What the task requires: Report every line of the data that includes "background".

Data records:
◇ ◇ ◇ ◇
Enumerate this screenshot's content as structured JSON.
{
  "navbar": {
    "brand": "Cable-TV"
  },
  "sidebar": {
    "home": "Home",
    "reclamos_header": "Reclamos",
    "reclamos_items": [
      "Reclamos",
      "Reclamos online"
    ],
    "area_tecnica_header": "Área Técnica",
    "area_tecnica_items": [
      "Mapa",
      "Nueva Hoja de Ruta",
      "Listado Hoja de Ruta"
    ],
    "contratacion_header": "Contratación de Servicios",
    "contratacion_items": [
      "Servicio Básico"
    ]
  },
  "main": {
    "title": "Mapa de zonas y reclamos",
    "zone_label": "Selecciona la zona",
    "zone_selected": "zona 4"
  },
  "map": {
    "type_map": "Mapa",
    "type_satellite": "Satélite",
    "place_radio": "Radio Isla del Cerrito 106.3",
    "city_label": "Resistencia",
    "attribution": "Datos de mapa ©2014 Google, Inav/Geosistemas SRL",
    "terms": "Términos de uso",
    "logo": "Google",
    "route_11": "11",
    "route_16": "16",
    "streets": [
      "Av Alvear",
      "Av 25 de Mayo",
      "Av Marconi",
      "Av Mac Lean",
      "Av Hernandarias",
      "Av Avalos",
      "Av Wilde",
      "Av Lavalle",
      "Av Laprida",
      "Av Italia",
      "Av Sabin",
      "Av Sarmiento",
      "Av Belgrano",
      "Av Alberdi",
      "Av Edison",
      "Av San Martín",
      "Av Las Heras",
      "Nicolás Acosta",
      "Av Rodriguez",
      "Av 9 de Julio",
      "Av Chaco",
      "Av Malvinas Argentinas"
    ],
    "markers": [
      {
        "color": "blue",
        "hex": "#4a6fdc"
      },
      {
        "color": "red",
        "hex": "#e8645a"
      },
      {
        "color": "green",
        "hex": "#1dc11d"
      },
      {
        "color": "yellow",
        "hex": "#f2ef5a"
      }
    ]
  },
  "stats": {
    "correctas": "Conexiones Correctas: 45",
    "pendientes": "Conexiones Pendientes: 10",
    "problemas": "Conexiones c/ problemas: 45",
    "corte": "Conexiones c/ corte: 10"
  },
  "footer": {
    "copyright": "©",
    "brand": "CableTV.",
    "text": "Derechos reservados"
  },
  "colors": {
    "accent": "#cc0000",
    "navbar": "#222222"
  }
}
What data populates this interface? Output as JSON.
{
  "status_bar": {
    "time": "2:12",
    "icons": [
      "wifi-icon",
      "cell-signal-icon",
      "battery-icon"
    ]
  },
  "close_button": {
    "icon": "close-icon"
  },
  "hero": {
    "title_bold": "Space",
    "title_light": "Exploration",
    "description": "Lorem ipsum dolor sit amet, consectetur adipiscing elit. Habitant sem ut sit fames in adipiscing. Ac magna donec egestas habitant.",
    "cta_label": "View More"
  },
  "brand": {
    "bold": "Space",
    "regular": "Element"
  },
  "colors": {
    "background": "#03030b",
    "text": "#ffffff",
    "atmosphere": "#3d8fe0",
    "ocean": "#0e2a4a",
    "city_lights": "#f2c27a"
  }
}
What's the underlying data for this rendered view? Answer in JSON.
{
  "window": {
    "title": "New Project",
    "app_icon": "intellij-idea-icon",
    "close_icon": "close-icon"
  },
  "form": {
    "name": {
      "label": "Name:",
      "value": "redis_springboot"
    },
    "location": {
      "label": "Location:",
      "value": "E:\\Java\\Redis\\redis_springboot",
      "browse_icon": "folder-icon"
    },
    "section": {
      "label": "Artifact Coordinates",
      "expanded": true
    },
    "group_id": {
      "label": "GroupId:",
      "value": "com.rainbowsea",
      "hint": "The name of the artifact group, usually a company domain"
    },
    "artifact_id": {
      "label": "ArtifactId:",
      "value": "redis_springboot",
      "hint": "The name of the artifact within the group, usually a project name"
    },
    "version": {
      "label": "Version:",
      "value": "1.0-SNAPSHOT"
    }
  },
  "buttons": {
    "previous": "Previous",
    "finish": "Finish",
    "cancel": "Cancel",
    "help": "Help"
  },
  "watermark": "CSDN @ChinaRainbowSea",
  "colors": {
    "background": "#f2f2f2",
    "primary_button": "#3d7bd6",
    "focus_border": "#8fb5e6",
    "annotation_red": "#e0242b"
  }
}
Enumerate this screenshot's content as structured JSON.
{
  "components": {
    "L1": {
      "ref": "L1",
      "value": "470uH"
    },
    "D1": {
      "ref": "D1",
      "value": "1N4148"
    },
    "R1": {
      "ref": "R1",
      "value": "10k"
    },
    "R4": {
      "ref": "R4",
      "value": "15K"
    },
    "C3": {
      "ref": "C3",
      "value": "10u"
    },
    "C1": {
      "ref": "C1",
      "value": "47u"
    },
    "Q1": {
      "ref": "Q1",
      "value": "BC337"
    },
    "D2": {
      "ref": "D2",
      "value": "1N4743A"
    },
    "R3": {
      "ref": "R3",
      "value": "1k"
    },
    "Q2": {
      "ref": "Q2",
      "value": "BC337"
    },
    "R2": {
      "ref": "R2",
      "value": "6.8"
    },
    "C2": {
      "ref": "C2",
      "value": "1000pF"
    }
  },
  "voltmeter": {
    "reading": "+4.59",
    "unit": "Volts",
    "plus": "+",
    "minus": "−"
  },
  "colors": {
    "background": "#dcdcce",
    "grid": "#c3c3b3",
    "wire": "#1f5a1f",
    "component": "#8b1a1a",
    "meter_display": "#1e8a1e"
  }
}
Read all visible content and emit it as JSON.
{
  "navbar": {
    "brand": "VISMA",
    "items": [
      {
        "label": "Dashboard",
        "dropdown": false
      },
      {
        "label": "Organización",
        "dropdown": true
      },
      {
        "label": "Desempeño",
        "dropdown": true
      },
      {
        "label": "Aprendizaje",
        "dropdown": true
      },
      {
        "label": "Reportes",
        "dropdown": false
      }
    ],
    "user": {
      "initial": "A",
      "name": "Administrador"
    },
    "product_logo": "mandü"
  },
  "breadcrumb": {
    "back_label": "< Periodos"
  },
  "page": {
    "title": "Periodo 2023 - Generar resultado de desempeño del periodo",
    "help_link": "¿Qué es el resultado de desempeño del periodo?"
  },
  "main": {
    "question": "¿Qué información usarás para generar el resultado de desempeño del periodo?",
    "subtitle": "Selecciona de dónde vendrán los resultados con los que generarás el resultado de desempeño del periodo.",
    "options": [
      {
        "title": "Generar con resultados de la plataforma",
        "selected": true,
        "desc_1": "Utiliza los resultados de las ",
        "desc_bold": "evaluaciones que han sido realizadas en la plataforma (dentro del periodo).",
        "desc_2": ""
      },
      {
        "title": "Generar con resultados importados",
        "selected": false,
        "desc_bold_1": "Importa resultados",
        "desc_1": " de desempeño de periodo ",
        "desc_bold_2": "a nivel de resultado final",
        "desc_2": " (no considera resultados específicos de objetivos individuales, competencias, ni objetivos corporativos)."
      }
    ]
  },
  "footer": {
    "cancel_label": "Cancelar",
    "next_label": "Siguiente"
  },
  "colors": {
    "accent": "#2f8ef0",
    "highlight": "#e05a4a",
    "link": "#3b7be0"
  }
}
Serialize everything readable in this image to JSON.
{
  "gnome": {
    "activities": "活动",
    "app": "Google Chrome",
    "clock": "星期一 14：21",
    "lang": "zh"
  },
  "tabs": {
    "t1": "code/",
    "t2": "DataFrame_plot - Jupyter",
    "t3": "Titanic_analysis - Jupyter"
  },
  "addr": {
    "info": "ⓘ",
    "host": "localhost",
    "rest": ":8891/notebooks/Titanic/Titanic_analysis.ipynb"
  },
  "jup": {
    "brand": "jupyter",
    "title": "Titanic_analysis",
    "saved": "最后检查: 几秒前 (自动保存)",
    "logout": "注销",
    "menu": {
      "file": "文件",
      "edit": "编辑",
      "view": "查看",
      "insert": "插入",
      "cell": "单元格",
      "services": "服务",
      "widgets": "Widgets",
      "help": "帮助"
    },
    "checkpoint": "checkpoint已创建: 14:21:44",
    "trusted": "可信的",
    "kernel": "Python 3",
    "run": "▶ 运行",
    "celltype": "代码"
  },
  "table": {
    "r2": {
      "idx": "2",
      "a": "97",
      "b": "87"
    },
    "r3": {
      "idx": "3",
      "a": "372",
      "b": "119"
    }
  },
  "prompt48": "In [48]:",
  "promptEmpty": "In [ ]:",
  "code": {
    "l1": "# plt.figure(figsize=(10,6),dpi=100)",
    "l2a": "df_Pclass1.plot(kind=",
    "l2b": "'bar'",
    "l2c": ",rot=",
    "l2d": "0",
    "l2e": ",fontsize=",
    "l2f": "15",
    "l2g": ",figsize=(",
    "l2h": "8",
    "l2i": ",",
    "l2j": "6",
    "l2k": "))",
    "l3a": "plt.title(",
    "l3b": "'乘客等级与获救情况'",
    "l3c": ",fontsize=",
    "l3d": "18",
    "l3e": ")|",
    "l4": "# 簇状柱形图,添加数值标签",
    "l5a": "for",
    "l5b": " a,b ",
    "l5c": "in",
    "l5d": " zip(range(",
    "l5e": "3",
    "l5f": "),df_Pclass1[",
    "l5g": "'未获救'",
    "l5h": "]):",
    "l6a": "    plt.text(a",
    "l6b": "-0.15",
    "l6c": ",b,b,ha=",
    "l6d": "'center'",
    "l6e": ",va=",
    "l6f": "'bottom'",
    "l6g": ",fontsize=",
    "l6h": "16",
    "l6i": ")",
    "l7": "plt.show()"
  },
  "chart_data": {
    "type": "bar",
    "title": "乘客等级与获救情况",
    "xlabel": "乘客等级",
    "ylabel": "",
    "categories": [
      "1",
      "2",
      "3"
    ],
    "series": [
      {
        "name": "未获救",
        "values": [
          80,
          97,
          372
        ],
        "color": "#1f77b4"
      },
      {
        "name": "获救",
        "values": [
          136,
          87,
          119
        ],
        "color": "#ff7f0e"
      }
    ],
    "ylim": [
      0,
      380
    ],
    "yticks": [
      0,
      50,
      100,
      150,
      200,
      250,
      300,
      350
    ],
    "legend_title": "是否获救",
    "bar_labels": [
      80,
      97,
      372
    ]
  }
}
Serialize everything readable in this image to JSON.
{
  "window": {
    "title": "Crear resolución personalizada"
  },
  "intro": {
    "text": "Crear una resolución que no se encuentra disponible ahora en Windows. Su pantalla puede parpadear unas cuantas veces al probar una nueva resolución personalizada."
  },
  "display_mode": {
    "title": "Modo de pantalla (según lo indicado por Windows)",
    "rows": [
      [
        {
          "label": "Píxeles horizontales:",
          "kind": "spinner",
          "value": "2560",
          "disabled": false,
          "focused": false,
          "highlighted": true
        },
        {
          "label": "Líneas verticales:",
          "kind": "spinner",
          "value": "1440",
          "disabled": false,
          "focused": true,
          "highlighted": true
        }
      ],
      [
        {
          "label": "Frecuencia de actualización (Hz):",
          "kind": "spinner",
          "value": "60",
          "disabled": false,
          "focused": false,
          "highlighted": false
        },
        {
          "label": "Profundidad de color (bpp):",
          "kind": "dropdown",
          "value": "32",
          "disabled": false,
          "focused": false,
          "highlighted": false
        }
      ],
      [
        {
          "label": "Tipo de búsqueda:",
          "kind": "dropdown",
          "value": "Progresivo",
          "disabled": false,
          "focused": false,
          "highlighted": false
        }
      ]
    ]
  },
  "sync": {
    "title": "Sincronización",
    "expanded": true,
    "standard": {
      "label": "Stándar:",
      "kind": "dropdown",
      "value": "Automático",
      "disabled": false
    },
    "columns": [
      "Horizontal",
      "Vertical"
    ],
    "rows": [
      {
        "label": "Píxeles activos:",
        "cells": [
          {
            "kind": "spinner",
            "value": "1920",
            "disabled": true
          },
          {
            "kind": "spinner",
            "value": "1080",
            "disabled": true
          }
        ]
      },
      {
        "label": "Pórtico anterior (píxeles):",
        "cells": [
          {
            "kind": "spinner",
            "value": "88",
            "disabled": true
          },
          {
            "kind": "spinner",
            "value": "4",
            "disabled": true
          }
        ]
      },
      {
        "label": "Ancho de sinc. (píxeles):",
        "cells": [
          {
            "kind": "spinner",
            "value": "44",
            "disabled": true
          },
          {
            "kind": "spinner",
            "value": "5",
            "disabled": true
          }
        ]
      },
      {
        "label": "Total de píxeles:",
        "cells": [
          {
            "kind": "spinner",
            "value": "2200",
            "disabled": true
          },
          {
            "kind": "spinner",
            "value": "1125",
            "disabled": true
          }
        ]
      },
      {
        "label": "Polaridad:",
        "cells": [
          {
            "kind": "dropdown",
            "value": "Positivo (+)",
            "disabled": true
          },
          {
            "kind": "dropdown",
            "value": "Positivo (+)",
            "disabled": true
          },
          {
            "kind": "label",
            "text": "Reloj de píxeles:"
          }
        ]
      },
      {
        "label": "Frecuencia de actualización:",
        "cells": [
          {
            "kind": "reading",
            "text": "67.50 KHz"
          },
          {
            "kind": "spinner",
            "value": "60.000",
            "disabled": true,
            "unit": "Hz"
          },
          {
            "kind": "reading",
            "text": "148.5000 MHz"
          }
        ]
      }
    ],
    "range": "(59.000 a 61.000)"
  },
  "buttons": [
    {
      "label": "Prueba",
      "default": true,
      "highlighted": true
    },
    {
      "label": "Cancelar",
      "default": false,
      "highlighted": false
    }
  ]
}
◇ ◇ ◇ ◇
Exercise output:
    "background": "#03030b",
    "background": "#f2f2f2",
    "background": "#dcdcce",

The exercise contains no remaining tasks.